(Data about app and page elements)
================================
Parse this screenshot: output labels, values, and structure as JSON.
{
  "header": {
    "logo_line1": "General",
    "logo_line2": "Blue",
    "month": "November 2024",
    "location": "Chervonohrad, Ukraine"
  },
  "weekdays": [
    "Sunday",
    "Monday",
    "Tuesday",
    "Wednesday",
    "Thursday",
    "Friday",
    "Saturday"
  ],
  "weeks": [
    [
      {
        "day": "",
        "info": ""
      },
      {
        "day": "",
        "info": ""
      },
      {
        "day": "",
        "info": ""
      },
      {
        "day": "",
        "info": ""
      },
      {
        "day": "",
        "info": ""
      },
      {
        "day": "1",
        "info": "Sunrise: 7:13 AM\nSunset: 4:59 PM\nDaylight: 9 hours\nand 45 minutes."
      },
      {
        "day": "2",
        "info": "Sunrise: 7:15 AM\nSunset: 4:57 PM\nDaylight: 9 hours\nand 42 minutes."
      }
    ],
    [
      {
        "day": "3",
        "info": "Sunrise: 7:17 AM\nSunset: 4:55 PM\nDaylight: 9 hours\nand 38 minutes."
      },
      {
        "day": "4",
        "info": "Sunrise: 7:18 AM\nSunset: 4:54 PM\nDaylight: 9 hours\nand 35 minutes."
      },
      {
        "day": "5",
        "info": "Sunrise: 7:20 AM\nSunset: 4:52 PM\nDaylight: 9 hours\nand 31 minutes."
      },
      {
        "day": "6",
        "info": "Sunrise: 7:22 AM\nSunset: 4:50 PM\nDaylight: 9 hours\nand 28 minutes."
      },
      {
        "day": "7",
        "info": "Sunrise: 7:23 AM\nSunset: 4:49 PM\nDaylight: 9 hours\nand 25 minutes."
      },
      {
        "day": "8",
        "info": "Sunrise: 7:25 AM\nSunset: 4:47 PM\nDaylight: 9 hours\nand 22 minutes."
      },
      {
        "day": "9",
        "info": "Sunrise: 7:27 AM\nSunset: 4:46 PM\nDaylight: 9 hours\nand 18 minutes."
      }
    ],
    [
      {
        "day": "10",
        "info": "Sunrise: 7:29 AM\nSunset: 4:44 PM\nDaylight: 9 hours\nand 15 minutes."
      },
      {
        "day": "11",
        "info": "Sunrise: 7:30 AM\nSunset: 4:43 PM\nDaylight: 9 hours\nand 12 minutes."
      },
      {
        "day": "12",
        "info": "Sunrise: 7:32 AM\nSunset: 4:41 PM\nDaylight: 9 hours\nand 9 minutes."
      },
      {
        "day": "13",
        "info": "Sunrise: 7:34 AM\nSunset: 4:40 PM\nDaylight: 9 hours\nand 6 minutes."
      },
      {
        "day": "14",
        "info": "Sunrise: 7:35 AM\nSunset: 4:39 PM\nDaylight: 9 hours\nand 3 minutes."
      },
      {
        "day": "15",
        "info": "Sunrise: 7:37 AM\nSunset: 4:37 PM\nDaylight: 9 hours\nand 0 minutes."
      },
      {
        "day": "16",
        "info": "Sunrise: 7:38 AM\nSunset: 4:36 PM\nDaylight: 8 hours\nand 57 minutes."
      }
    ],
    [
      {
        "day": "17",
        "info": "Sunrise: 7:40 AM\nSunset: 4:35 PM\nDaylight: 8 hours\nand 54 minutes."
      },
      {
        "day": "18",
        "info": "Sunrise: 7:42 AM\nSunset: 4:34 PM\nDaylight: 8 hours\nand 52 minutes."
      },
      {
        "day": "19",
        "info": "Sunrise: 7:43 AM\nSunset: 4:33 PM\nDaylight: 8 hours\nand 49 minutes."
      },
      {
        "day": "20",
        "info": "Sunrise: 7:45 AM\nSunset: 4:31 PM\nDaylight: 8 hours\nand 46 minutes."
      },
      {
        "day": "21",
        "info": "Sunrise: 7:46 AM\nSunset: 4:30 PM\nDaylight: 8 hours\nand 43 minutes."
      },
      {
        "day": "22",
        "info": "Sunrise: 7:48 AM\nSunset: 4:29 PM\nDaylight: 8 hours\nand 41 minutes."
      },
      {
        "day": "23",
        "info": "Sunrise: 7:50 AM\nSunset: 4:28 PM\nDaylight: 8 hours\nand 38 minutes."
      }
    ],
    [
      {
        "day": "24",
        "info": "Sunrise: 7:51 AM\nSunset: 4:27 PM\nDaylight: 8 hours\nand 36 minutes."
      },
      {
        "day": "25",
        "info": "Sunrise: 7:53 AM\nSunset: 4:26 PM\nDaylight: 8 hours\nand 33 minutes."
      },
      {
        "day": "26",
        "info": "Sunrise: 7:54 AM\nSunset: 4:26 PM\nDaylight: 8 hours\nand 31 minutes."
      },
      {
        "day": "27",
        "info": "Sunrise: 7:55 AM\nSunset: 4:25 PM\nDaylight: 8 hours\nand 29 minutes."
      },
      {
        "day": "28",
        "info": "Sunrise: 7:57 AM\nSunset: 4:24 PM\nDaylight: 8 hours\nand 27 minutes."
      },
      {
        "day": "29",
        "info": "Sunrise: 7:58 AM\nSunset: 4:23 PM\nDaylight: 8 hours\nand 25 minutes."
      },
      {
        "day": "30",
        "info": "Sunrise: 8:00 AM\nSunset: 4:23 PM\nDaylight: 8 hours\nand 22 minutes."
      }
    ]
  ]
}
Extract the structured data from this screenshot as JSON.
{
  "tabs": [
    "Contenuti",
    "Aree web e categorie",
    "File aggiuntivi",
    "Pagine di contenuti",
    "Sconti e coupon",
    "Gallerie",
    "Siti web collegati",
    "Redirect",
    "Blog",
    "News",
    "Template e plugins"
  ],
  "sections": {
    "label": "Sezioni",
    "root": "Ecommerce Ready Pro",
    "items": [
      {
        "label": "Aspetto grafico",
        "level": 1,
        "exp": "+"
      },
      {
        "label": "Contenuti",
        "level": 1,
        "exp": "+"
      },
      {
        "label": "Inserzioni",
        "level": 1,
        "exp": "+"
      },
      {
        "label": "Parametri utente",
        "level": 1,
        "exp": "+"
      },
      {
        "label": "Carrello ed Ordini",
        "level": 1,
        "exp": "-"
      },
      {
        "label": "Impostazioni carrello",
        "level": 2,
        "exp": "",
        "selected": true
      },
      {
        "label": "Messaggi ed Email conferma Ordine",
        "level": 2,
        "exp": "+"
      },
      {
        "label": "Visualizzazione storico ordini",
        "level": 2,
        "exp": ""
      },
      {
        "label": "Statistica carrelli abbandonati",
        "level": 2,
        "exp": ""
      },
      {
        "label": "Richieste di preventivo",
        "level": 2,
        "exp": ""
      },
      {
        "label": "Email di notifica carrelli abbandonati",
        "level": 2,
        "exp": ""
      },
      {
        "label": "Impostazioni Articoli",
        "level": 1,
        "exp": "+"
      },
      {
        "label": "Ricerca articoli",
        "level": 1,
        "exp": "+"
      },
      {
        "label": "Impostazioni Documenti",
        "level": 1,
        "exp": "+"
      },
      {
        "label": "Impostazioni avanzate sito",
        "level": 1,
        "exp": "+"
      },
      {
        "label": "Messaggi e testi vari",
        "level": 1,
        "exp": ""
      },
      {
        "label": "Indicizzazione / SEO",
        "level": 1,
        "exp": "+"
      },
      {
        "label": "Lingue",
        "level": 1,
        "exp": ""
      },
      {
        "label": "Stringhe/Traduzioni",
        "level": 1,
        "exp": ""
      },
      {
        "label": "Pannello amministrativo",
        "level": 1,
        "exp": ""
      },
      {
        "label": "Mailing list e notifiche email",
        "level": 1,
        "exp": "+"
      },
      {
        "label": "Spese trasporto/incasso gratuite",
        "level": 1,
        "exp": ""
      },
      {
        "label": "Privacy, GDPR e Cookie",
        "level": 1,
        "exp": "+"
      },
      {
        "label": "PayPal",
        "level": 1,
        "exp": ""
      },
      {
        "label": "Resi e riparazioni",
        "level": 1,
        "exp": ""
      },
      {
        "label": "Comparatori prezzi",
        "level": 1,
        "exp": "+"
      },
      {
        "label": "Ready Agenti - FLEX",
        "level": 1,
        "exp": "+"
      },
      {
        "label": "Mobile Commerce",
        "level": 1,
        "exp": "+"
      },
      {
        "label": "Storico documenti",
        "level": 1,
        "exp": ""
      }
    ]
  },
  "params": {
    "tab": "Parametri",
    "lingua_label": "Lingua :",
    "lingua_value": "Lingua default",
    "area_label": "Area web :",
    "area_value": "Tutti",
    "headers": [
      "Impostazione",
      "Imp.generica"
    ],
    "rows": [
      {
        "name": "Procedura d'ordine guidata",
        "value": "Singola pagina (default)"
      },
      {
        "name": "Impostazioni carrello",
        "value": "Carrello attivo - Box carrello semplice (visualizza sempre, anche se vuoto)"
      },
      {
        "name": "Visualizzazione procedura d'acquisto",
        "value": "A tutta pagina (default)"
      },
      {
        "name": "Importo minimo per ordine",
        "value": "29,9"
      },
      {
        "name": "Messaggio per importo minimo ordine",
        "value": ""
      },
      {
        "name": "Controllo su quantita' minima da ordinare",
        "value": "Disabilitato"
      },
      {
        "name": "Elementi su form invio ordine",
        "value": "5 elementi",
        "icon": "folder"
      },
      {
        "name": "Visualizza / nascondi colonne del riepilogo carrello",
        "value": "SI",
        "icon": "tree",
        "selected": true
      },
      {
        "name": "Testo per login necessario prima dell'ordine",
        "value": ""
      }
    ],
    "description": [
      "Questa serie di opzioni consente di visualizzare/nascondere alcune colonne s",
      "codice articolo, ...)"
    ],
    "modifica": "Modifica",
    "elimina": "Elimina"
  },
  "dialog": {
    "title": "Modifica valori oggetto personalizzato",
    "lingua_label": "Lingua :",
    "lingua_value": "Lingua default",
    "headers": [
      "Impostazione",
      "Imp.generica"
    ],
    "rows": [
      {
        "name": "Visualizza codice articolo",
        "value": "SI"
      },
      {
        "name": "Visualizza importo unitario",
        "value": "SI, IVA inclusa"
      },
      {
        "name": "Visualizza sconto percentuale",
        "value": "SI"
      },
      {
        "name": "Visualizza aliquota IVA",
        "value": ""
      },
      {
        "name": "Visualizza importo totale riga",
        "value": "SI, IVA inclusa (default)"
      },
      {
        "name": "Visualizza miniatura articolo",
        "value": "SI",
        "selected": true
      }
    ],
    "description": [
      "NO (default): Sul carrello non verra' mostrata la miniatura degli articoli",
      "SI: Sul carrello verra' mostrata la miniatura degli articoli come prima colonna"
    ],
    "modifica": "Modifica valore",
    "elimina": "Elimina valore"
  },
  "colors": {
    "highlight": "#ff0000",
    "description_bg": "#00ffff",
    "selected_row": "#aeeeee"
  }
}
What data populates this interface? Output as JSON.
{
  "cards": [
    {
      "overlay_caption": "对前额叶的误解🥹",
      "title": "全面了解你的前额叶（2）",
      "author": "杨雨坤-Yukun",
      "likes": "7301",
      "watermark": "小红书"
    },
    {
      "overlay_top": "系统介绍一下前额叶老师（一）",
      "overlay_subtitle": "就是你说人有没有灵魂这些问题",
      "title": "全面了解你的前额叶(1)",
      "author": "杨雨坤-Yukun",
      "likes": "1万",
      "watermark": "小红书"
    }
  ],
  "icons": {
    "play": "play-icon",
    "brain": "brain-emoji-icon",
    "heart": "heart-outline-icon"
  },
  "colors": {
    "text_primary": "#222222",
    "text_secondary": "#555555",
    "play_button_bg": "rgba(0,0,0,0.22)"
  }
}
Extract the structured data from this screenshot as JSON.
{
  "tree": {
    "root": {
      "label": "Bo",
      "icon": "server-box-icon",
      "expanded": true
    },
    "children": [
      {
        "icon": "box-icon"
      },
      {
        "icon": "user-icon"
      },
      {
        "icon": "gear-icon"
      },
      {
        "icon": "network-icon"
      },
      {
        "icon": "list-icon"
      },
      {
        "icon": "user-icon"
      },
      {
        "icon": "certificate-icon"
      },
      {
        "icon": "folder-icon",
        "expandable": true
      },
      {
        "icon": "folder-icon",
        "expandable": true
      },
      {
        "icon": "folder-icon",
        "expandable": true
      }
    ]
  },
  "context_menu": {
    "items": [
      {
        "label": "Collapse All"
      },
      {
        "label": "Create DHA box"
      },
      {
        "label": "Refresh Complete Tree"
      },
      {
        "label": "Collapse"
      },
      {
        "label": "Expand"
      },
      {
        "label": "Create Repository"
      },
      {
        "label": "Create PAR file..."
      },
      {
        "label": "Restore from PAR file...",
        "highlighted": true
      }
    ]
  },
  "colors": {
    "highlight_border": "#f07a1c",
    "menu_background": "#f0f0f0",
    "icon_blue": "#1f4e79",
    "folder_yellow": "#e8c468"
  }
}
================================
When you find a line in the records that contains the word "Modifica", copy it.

Output for this exercise =>
    "modifica": "Modifica",
    "title": "Modifica valori oggetto personalizzato",
    "modifica": "Modifica valore",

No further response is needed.